Presentation GREC sustainability part3 at Linköping University Sweden

From the left: Eva K, Jakob R, Oskar B, Max H, Lisa V, Simon S, Andrei T, Ida H, Johan Å, Vidar J and examinator Jonas D

As flagged by the University Workshop, the construction time was very tight so their GREC Lab Model was not fully assembled and no tests had been done. A half assembly of the GREC with its counterweighted Work Generating Volume "WGV" was on display on the podium.

A talented and well-read opposition group also showed up for the presentation.
We trust that this new Lab Model Version 3 will perfom in future test runs and deliver measurement results for extrapolation to much larger volumes.

The Technology

In thermodynamic terms the GREC is a closed system with a moving boundary where the GREC converts heat energy to kinetic energy. The GREC heats up and cools down its internal large sliced WGV efficiently, fast and repetitively, resulting in internal pressure changes.
These internal pressure changes are used by its moving boundary to generate kinetic energy. You may think of the GREC as a revolving Carnot heat engine controlled by computer logic. Please find the theoretical presentation of the GREC on this link:
GREC Theory Presentation

The GREC is a new technological solution to tackle climate change and luckily there are three groups at Linköping University this spring that thrive on the challenge of a transition to fossil free energy systems. They will construct and build the GREC Lab Model v.3 as a step in a climate positive project that will need several research projects over time...
Please feel free to call or email:

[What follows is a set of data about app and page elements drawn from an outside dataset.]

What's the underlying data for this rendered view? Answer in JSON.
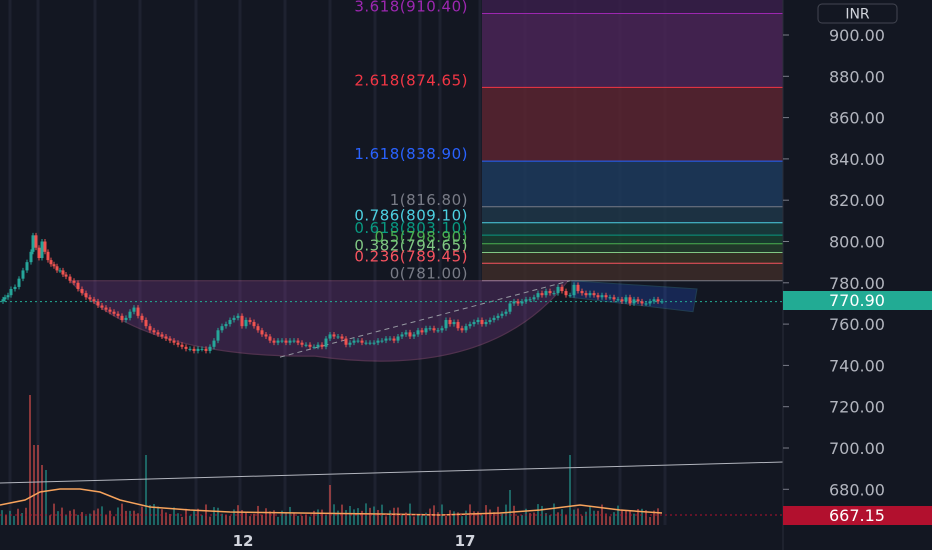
{
  "chart_data": {
    "type": "candlestick",
    "currency": "INR",
    "ylim": [
      660,
      915
    ],
    "y_ticks": [
      "900.00",
      "880.00",
      "860.00",
      "840.00",
      "820.00",
      "800.00",
      "780.00",
      "760.00",
      "740.00",
      "720.00",
      "700.00",
      "680.00"
    ],
    "x_labels": [
      "12",
      "17"
    ],
    "last_price": "770.90",
    "last_price_value": 770.9,
    "marker_label": "667.15",
    "marker_value": 667.15,
    "fib_levels": [
      {
        "label": "3.618(910.40)",
        "price": 910.4,
        "color": "#9c27b0"
      },
      {
        "label": "2.618(874.65)",
        "price": 874.65,
        "color": "#f23645"
      },
      {
        "label": "1.618(838.90)",
        "price": 838.9,
        "color": "#2962ff"
      },
      {
        "label": "1(816.80)",
        "price": 816.8,
        "color": "#787b86"
      },
      {
        "label": "0.786(809.10)",
        "price": 809.1,
        "color": "#4dd0e1"
      },
      {
        "label": "0.618(803.10)",
        "price": 803.1,
        "color": "#089981"
      },
      {
        "label": "0.5(798.90)",
        "price": 798.9,
        "color": "#4caf50"
      },
      {
        "label": "0.382(794.65)",
        "price": 794.65,
        "color": "#81c784"
      },
      {
        "label": "0.236(789.45)",
        "price": 789.45,
        "color": "#f7525f"
      },
      {
        "label": "0(781.00)",
        "price": 781.0,
        "color": "#787b86"
      }
    ],
    "cup_rim_price": 781.0,
    "cup_bottom_price": 744.5,
    "price_path": [
      [
        0,
        771
      ],
      [
        3,
        772
      ],
      [
        5,
        773
      ],
      [
        8,
        774
      ],
      [
        11,
        777
      ],
      [
        15,
        778
      ],
      [
        19,
        782
      ],
      [
        23,
        786
      ],
      [
        27,
        790
      ],
      [
        31,
        795
      ],
      [
        33,
        803
      ],
      [
        36,
        797
      ],
      [
        39,
        792
      ],
      [
        42,
        800
      ],
      [
        45,
        795
      ],
      [
        48,
        791
      ],
      [
        51,
        789
      ],
      [
        54,
        788
      ],
      [
        57,
        786
      ],
      [
        60,
        786
      ],
      [
        63,
        784
      ],
      [
        66,
        783
      ],
      [
        70,
        781
      ],
      [
        74,
        780
      ],
      [
        78,
        777
      ],
      [
        82,
        775
      ],
      [
        86,
        773
      ],
      [
        90,
        772
      ],
      [
        94,
        771
      ],
      [
        98,
        769
      ],
      [
        102,
        768
      ],
      [
        106,
        767
      ],
      [
        110,
        766
      ],
      [
        114,
        765
      ],
      [
        118,
        764
      ],
      [
        122,
        762
      ],
      [
        126,
        763
      ],
      [
        130,
        766
      ],
      [
        134,
        768
      ],
      [
        138,
        764
      ],
      [
        142,
        762
      ],
      [
        146,
        759
      ],
      [
        150,
        757
      ],
      [
        154,
        756
      ],
      [
        158,
        755
      ],
      [
        162,
        754
      ],
      [
        166,
        753
      ],
      [
        170,
        752
      ],
      [
        174,
        751
      ],
      [
        178,
        750
      ],
      [
        182,
        749
      ],
      [
        186,
        748
      ],
      [
        190,
        748
      ],
      [
        194,
        747
      ],
      [
        198,
        748
      ],
      [
        202,
        748
      ],
      [
        206,
        747
      ],
      [
        210,
        749
      ],
      [
        214,
        752
      ],
      [
        218,
        757
      ],
      [
        222,
        759
      ],
      [
        226,
        760
      ],
      [
        230,
        762
      ],
      [
        234,
        763
      ],
      [
        238,
        764
      ],
      [
        242,
        759
      ],
      [
        246,
        762
      ],
      [
        250,
        761
      ],
      [
        254,
        759
      ],
      [
        258,
        757
      ],
      [
        262,
        755
      ],
      [
        266,
        754
      ],
      [
        270,
        752
      ],
      [
        274,
        751
      ],
      [
        278,
        752
      ],
      [
        282,
        752
      ],
      [
        286,
        751
      ],
      [
        290,
        752
      ],
      [
        294,
        752
      ],
      [
        298,
        751
      ],
      [
        302,
        750
      ],
      [
        306,
        750
      ],
      [
        310,
        749
      ],
      [
        314,
        749
      ],
      [
        318,
        750
      ],
      [
        322,
        749
      ],
      [
        326,
        753
      ],
      [
        330,
        755
      ],
      [
        334,
        754
      ],
      [
        338,
        754
      ],
      [
        342,
        753
      ],
      [
        346,
        750
      ],
      [
        350,
        751
      ],
      [
        354,
        752
      ],
      [
        358,
        752
      ],
      [
        362,
        751
      ],
      [
        366,
        751
      ],
      [
        370,
        751
      ],
      [
        374,
        751
      ],
      [
        378,
        752
      ],
      [
        382,
        752
      ],
      [
        386,
        753
      ],
      [
        390,
        753
      ],
      [
        394,
        752
      ],
      [
        398,
        754
      ],
      [
        402,
        755
      ],
      [
        406,
        756
      ],
      [
        410,
        754
      ],
      [
        414,
        755
      ],
      [
        418,
        757
      ],
      [
        422,
        756
      ],
      [
        426,
        758
      ],
      [
        430,
        758
      ],
      [
        434,
        757
      ],
      [
        438,
        757
      ],
      [
        442,
        758
      ],
      [
        446,
        762
      ],
      [
        450,
        760
      ],
      [
        454,
        761
      ],
      [
        458,
        758
      ],
      [
        462,
        757
      ],
      [
        466,
        759
      ],
      [
        470,
        760
      ],
      [
        474,
        761
      ],
      [
        478,
        762
      ],
      [
        482,
        760
      ],
      [
        486,
        761
      ],
      [
        490,
        762
      ],
      [
        494,
        763
      ],
      [
        498,
        764
      ],
      [
        502,
        765
      ],
      [
        506,
        766
      ],
      [
        510,
        770
      ],
      [
        514,
        771
      ],
      [
        518,
        770
      ],
      [
        522,
        771
      ],
      [
        526,
        772
      ],
      [
        530,
        772
      ],
      [
        534,
        773
      ],
      [
        538,
        775
      ],
      [
        542,
        774
      ],
      [
        546,
        776
      ],
      [
        550,
        775
      ],
      [
        554,
        775
      ],
      [
        558,
        778
      ],
      [
        562,
        776
      ],
      [
        566,
        774
      ],
      [
        570,
        774
      ],
      [
        574,
        779
      ],
      [
        578,
        776
      ],
      [
        582,
        775
      ],
      [
        586,
        774
      ],
      [
        590,
        775
      ],
      [
        594,
        774
      ],
      [
        598,
        773
      ],
      [
        602,
        774
      ],
      [
        606,
        773
      ],
      [
        610,
        773
      ],
      [
        614,
        772
      ],
      [
        618,
        772
      ],
      [
        622,
        771
      ],
      [
        626,
        773
      ],
      [
        630,
        770
      ],
      [
        634,
        772
      ],
      [
        638,
        771
      ],
      [
        642,
        770
      ],
      [
        646,
        770
      ],
      [
        650,
        771
      ],
      [
        654,
        772
      ],
      [
        658,
        771
      ],
      [
        662,
        771
      ]
    ]
  }
}
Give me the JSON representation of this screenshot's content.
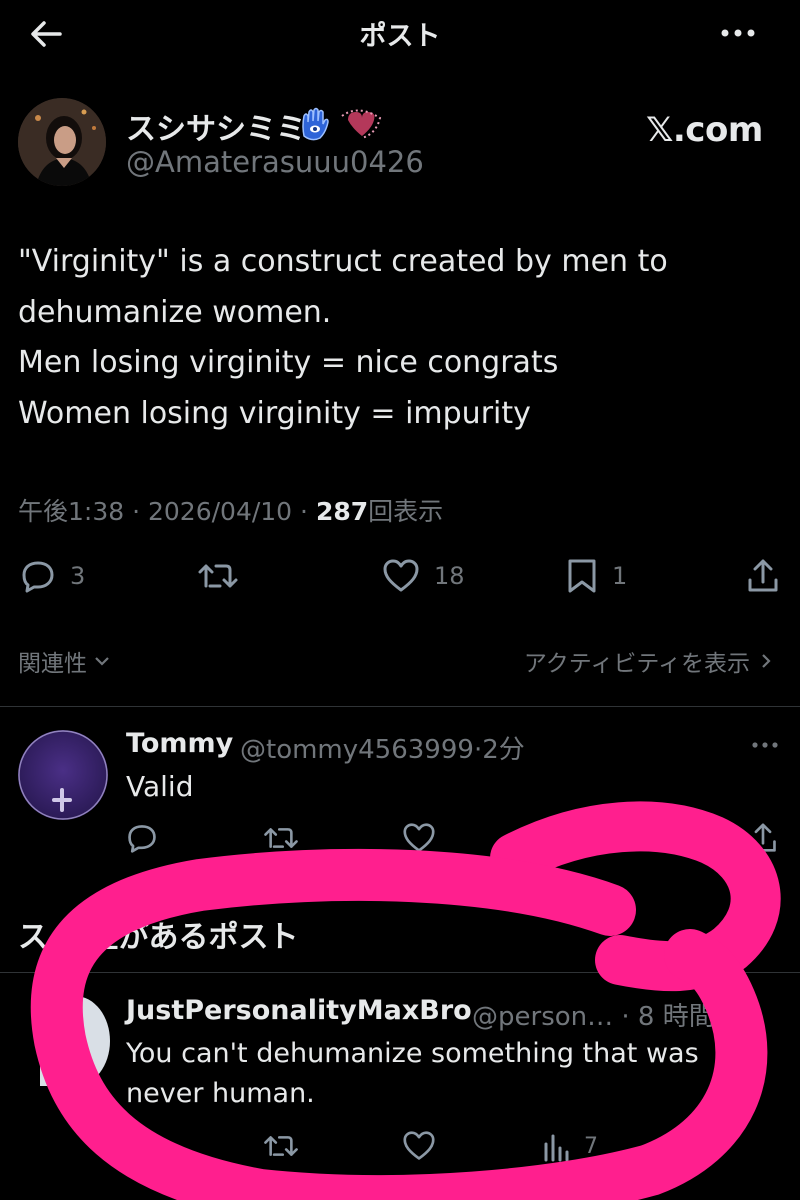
{
  "topbar": {
    "title": "ポスト",
    "back_icon": "arrow-left-icon",
    "more_icon": "more-horizontal-icon"
  },
  "post": {
    "author_name": "スシサシミミ",
    "author_handle": "@Amaterasuuu0426",
    "brand_text": "𝕏.com",
    "lines": [
      "\"Virginity\" is a construct created by men to",
      "dehumanize women.",
      "Men losing virginity = nice congrats",
      "Women losing virginity = impurity"
    ],
    "time": "午後1:38",
    "separator": "·",
    "date": "2026/04/10",
    "views_count": "287",
    "views_label": "回表示",
    "replies": "3",
    "likes": "18",
    "bookmarks": "1"
  },
  "filters": {
    "relevance": "関連性",
    "activity": "アクティビティを表示"
  },
  "reply": {
    "name": "Tommy",
    "handle": "@tommy4563999",
    "time": "2分",
    "text": "Valid"
  },
  "section": {
    "heading": "ス          能性があるポスト"
  },
  "third": {
    "name": "JustPersonalityMaxBro",
    "handle": "@person… · 8 時間",
    "lines": [
      "You can't dehumanize something that was",
      "never human."
    ],
    "views": "7"
  },
  "colors": {
    "background": "#000000",
    "text": "#e7e9ea",
    "muted": "#71767b",
    "marker": "#ff1f8e",
    "divider": "#2f3336"
  }
}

Contact information at nilsinside AB
Nils Karlberg, tel +33 608 53 15 93, theory & technical questions
Sophia Karlberg , strategy & admin questions

The GREC Project